This is just a taste of what the Yankees will be dealing with when it comes time to move Derek Jeter.
If you think this is bad, just wait.
For many Yankees fans, it's difficult to understand why Girardi hasn't dropped Jeter down in the lineup yet. Certainly it should have been Jeter batting ninth last night, not Posada. After all, Posada has at least has six home runs, while Jeter has just five extra base hits.
Yet it was Posada. Why?
Because the Yankees know what so many fans fail to realize: When Jeter moves, it's going to be a media circus beyond comprehension.

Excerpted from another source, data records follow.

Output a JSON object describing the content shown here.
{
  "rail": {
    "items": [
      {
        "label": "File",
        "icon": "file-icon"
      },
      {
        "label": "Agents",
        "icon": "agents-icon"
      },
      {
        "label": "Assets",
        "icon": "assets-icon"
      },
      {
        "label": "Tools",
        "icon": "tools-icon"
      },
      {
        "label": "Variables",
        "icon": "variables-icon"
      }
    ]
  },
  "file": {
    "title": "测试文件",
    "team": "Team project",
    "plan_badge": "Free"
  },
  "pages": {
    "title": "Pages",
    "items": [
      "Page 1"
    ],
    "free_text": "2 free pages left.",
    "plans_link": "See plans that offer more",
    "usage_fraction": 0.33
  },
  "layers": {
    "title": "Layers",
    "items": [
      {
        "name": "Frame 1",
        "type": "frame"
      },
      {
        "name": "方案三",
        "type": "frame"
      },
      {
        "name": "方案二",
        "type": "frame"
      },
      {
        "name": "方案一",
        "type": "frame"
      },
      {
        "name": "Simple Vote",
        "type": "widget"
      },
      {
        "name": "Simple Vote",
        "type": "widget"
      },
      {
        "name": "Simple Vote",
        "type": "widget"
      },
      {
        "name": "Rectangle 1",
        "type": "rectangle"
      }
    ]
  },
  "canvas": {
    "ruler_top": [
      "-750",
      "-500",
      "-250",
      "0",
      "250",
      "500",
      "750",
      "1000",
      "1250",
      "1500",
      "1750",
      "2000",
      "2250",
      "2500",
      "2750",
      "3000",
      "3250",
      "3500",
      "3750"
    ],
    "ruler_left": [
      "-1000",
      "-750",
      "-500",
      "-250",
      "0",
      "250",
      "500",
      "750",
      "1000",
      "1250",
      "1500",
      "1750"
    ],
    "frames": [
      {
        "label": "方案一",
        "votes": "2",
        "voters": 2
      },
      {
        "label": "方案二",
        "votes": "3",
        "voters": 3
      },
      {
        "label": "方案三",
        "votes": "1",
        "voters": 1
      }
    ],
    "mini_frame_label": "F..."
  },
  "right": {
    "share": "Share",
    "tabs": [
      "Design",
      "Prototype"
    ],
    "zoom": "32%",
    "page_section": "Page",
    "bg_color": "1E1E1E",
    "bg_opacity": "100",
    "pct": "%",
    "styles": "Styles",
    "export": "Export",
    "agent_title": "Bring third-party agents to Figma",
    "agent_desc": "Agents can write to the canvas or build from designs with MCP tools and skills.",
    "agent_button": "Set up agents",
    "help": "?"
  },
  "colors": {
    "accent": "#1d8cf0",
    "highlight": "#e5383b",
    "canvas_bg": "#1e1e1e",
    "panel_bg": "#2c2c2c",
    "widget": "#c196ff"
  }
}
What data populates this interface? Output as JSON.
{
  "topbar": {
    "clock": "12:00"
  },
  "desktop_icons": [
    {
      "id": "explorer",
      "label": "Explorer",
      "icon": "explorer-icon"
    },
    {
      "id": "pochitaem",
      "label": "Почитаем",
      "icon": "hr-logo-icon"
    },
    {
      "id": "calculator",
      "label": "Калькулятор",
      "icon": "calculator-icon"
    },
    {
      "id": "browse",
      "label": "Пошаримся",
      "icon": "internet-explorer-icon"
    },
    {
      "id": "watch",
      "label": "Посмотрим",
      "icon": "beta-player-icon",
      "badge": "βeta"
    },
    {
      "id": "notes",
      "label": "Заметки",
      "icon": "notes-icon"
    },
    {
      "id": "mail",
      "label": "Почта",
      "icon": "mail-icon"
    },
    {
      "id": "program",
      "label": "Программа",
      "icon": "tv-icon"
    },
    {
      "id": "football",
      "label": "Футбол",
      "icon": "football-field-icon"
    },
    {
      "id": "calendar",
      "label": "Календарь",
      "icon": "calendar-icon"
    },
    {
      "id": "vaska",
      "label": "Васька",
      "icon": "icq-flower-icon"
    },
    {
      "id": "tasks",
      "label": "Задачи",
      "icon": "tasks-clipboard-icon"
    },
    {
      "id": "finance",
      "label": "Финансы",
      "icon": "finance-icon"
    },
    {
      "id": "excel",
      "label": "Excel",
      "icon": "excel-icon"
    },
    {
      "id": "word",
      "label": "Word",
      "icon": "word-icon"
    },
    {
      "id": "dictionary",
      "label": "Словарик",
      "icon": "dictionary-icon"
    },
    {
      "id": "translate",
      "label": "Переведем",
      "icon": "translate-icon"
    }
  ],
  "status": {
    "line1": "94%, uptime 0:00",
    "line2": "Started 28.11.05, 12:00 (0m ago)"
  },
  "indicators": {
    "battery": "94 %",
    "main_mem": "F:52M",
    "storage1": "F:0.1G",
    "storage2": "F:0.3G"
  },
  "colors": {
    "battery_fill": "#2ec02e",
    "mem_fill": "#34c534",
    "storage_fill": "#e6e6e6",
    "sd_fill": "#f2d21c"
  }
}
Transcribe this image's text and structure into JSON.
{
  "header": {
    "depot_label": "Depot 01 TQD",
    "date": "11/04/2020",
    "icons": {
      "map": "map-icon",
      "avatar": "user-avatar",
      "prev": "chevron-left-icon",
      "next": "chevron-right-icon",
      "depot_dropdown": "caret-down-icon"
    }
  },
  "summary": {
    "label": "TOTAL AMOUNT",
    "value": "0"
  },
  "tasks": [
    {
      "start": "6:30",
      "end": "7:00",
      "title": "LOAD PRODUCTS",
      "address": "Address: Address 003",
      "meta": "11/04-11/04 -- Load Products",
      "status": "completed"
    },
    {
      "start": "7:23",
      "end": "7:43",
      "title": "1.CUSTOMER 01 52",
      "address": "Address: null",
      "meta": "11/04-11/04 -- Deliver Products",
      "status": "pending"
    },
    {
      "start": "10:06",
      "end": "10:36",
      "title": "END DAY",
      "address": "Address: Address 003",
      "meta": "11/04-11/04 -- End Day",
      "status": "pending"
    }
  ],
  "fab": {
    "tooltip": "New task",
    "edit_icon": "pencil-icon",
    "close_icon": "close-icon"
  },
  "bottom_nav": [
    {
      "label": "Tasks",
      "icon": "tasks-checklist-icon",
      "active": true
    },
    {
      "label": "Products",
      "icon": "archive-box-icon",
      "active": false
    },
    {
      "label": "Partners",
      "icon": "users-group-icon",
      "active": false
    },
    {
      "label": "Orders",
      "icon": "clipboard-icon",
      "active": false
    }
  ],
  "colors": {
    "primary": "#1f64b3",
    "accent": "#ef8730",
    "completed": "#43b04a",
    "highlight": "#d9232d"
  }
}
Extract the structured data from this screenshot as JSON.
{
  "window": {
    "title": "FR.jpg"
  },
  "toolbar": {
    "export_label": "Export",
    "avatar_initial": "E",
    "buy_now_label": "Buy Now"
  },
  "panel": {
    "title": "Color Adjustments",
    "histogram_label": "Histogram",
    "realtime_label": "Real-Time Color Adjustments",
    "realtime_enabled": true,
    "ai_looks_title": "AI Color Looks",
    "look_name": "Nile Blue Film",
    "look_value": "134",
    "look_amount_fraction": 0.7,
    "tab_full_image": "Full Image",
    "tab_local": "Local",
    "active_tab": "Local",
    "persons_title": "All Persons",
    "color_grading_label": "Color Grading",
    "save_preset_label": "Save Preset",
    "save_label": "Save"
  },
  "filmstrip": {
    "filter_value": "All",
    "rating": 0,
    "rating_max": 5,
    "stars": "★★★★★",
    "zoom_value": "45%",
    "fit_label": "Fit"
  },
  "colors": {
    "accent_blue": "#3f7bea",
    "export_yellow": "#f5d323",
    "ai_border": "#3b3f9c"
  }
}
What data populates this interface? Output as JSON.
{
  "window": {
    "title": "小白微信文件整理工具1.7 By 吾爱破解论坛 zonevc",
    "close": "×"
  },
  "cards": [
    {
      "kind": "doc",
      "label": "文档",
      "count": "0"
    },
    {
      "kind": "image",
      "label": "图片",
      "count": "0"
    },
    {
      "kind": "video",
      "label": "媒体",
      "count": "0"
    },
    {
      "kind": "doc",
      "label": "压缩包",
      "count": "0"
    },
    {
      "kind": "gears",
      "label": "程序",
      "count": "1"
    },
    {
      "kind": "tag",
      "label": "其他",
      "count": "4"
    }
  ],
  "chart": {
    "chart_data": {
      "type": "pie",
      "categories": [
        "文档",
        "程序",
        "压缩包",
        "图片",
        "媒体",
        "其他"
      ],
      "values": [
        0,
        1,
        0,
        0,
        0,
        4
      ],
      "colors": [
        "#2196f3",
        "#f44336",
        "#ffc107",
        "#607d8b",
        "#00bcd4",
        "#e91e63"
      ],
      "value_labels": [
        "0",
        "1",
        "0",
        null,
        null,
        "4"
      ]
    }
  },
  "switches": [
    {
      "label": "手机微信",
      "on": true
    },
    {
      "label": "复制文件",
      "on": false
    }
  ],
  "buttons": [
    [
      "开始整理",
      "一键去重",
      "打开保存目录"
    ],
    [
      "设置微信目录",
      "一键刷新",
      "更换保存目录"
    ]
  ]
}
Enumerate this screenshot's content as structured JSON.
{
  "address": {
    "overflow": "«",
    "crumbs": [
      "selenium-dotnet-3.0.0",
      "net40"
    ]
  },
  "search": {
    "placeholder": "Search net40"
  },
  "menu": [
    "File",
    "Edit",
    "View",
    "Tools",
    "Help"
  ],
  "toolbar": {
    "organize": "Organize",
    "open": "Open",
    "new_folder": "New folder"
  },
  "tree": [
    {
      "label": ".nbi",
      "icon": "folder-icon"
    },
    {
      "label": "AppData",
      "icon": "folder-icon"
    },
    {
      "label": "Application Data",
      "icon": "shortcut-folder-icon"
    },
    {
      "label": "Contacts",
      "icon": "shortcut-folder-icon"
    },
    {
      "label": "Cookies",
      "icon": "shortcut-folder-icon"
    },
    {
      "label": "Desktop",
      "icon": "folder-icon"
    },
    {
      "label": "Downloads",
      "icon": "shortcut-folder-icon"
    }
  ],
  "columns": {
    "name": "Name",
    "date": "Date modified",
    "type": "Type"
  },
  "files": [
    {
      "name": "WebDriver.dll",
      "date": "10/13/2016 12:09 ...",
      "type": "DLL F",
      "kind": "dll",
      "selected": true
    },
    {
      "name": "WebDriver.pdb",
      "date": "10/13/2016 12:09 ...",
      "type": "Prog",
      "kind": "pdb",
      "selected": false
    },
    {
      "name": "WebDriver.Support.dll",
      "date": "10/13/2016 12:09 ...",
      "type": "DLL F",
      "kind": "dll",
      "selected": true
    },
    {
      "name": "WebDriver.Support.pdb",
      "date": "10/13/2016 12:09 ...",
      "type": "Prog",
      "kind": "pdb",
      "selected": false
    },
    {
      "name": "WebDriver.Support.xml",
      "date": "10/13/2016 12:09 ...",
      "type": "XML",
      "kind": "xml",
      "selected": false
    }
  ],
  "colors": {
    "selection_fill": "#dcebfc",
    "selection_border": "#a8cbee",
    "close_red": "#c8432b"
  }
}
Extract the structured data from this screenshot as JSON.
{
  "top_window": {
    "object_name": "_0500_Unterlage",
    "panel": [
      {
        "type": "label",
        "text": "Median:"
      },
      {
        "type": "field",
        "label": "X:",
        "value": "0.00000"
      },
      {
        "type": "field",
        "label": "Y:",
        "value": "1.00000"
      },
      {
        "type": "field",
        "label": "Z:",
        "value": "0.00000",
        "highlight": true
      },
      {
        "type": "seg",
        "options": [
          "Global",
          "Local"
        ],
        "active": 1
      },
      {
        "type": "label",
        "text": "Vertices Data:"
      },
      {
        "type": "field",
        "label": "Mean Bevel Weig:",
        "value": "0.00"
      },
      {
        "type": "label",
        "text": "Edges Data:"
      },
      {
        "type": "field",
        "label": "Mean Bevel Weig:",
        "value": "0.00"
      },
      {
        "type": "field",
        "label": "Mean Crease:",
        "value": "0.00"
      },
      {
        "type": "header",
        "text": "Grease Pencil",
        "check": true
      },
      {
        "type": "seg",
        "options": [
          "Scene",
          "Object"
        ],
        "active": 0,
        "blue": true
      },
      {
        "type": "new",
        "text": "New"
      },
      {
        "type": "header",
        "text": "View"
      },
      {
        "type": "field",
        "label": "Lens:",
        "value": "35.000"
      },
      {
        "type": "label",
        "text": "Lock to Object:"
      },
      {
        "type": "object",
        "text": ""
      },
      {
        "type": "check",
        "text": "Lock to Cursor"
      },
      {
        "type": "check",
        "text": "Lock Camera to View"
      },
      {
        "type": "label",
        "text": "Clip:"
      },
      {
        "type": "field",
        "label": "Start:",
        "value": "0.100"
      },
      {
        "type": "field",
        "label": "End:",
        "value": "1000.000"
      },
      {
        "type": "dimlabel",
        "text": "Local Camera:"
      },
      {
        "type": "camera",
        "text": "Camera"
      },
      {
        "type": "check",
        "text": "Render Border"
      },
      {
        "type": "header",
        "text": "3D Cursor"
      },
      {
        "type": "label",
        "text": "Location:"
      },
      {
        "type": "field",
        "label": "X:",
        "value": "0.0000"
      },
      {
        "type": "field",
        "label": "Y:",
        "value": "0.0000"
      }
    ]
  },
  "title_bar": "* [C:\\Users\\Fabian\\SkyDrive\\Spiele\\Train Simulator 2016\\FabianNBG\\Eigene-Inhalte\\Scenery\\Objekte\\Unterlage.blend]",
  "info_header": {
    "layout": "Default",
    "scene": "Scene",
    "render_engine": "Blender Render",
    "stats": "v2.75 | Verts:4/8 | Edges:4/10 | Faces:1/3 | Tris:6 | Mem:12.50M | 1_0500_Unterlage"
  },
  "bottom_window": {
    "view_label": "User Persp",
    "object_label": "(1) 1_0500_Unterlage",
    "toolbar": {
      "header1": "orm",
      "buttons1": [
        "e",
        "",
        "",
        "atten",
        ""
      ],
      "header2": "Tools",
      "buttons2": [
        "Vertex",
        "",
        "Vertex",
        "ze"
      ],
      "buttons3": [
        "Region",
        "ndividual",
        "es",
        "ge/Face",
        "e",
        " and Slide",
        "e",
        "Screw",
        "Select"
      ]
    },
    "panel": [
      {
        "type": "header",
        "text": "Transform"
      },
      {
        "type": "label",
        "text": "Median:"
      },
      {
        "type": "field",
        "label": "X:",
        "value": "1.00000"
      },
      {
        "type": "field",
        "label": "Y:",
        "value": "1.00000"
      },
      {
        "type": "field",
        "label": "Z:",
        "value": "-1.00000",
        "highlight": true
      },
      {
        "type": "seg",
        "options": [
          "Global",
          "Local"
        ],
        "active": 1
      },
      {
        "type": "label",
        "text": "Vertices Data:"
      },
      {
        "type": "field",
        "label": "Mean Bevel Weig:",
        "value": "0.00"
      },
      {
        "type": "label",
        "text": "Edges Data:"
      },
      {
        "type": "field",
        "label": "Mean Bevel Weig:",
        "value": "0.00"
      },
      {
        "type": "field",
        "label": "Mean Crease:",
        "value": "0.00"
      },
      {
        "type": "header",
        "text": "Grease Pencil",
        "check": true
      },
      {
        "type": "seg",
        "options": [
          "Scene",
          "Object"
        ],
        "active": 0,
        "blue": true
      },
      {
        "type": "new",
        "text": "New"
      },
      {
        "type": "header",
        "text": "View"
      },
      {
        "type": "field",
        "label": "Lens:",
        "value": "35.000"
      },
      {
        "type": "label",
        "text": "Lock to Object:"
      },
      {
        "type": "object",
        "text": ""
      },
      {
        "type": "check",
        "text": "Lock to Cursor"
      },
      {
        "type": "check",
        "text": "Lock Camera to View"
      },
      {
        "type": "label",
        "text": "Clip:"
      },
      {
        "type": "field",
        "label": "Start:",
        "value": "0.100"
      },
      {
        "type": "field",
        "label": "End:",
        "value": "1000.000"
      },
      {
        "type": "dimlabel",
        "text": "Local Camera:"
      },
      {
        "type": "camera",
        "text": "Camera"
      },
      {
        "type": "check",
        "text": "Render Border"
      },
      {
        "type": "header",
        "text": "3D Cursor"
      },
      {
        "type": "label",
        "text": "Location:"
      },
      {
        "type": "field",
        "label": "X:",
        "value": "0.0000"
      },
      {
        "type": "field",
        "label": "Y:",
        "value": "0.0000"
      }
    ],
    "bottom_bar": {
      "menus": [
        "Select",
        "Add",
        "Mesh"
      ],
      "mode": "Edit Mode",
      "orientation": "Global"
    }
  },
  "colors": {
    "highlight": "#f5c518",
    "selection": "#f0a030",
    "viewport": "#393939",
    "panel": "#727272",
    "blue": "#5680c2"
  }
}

Posada is gone after this season. If he decides he hates DH-ing so much, he could retire and it would probably do more good than harm. It would give the Yankees greater flexibility in their lineup. But Jeter is here for another three years.
If the "drop" comes now, the aftereffects will last for the duration of his contract. At least the Yankees won't have to deal with Posada after this season. Whereas Jeter...well, you get the point.
For as intense as the Posada discussions are today, you can multiply that by billions when it comes to Jeter.
But until Jeter starts hitting or Girardi finally puts him somewhere else in the lineup, the discussions about Jeter's future will continue.
It's safe to say that the Yankees have now created a two-headed monster of fading talent in pinstripes.
Posada and Jeter. Jeter and Posada. Let's call the whole thing off!
Then of course there are the questions of how the starting rotation will hold up for the rest of the season, whether or not the Yankees can find a starting pitcher on the trade market, how to handle Rafael Soriano and his ridiculous contract and a lineup relying far too heavily on the long ball and struggling with RISP.
The Yankees are a team of questions more so than any other team in baseball. They don't have the luxury of as simple a problem as a lack of money or injuries. They have egos bigger than the stadium they play in to contend with.
You just accept that the Yankees are in second place, just two games behind the Tampa Bay Rays, and move on.
As if there isn't a game being played.
Maybe it's because Yankees fans have simply come to expect that their team will be playing playoff baseball, that the ups and downs of a 162-game season are simply a formality.
And to a certain extend that's true.
But the Yankees are a team more in need of answers than wins.